REQUIREMENT: Print every line below. Match each one exactly.

DATA IN THIS EXERCISE:

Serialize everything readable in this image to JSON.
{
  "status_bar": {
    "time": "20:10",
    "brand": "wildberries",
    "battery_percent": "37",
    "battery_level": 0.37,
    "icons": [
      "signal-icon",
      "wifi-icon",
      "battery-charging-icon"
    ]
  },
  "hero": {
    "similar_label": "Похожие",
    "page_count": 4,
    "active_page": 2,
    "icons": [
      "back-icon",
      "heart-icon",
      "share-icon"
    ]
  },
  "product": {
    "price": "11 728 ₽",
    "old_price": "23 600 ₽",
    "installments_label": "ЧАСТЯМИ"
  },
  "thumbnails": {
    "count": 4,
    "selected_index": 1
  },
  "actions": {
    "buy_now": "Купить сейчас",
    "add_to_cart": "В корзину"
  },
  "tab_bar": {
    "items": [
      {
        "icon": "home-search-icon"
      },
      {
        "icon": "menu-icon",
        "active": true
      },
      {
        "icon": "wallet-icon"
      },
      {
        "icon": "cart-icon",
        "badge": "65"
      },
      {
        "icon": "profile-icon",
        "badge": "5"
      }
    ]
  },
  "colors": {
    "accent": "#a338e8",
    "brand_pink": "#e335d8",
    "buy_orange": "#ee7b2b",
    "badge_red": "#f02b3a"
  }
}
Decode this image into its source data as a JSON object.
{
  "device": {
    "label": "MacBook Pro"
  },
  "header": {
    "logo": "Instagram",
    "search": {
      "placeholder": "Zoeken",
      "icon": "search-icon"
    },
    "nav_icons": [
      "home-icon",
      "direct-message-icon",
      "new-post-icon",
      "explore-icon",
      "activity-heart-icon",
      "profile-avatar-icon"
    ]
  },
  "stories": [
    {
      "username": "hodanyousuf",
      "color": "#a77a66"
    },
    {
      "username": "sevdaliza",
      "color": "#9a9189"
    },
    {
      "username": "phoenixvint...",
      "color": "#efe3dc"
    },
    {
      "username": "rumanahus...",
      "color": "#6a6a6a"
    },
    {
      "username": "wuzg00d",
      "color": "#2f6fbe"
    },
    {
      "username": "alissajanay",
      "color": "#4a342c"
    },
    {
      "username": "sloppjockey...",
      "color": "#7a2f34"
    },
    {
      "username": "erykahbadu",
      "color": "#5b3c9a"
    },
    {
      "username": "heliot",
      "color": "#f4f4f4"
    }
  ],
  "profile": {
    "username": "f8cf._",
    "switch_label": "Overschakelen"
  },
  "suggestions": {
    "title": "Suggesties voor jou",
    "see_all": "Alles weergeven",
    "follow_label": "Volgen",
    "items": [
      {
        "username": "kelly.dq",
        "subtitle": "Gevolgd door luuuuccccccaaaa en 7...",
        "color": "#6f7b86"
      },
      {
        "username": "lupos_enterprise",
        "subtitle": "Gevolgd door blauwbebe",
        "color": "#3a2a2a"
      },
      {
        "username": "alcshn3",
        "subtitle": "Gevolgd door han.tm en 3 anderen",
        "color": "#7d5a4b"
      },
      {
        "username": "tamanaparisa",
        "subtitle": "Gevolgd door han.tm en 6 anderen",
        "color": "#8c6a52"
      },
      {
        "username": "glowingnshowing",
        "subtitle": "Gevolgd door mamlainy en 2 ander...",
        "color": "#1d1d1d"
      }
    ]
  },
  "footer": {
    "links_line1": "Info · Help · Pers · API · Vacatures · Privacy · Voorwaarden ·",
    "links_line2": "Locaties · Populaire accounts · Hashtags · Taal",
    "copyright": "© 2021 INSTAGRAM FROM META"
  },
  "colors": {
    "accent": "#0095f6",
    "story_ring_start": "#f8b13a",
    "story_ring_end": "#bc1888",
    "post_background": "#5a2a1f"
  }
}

WORKED SOLUTION:
Serialize everything readable in this image to JSON.
{
  "status_bar": {
    "time": "20:10",
    "brand": "wildberries",
    "battery_percent": "37",
    "battery_level": 0.37,
    "icons": [
      "signal-icon",
      "wifi-icon",
      "battery-charging-icon"
    ]
  },
  "hero": {
    "similar_label": "Похожие",
    "page_count": 4,
    "active_page": 2,
    "icons": [
      "back-icon",
      "heart-icon",
      "share-icon"
    ]
  },
  "product": {
    "price": "11 728 ₽",
    "old_price": "23 600 ₽",
    "installments_label": "ЧАСТЯМИ"
  },
  "thumbnails": {
    "count": 4,
    "selected_index": 1
  },
  "actions": {
    "buy_now": "Купить сейчас",
    "add_to_cart": "В корзину"
  },
  "tab_bar": {
    "items": [
      {
        "icon": "home-search-icon"
      },
      {
        "icon": "menu-icon",
        "active": true
      },
      {
        "icon": "wallet-icon"
      },
      {
        "icon": "cart-icon",
        "badge": "65"
      },
      {
        "icon": "profile-icon",
        "badge": "5"
      }
    ]
  },
  "colors": {
    "accent": "#a338e8",
    "brand_pink": "#e335d8",
    "buy_orange": "#ee7b2b",
    "badge_red": "#f02b3a"
  }
}
Decode this image into its source data as a JSON object.
{
  "device": {
    "label": "MacBook Pro"
  },
  "header": {
    "logo": "Instagram",
    "search": {
      "placeholder": "Zoeken",
      "icon": "search-icon"
    },
    "nav_icons": [
      "home-icon",
      "direct-message-icon",
      "new-post-icon",
      "explore-icon",
      "activity-heart-icon",
      "profile-avatar-icon"
    ]
  },
  "stories": [
    {
      "username": "hodanyousuf",
      "color": "#a77a66"
    },
    {
      "username": "sevdaliza",
      "color": "#9a9189"
    },
    {
      "username": "phoenixvint...",
      "color": "#efe3dc"
    },
    {
      "username": "rumanahus...",
      "color": "#6a6a6a"
    },
    {
      "username": "wuzg00d",
      "color": "#2f6fbe"
    },
    {
      "username": "alissajanay",
      "color": "#4a342c"
    },
    {
      "username": "sloppjockey...",
      "color": "#7a2f34"
    },
    {
      "username": "erykahbadu",
      "color": "#5b3c9a"
    },
    {
      "username": "heliot",
      "color": "#f4f4f4"
    }
  ],
  "profile": {
    "username": "f8cf._",
    "switch_label": "Overschakelen"
  },
  "suggestions": {
    "title": "Suggesties voor jou",
    "see_all": "Alles weergeven",
    "follow_label": "Volgen",
    "items": [
      {
        "username": "kelly.dq",
        "subtitle": "Gevolgd door luuuuccccccaaaa en 7...",
        "color": "#6f7b86"
      },
      {
        "username": "lupos_enterprise",
        "subtitle": "Gevolgd door blauwbebe",
        "color": "#3a2a2a"
      },
      {
        "username": "alcshn3",
        "subtitle": "Gevolgd door han.tm en 3 anderen",
        "color": "#7d5a4b"
      },
      {
        "username": "tamanaparisa",
        "subtitle": "Gevolgd door han.tm en 6 anderen",
        "color": "#8c6a52"
      },
      {
        "username": "glowingnshowing",
        "subtitle": "Gevolgd door mamlainy en 2 ander...",
        "color": "#1d1d1d"
      }
    ]
  },
  "footer": {
    "links_line1": "Info · Help · Pers · API · Vacatures · Privacy · Voorwaarden ·",
    "links_line2": "Locaties · Populaire accounts · Hashtags · Taal",
    "copyright": "© 2021 INSTAGRAM FROM META"
  },
  "colors": {
    "accent": "#0095f6",
    "story_ring_start": "#f8b13a",
    "story_ring_end": "#bc1888",
    "post_background": "#5a2a1f"
  }
}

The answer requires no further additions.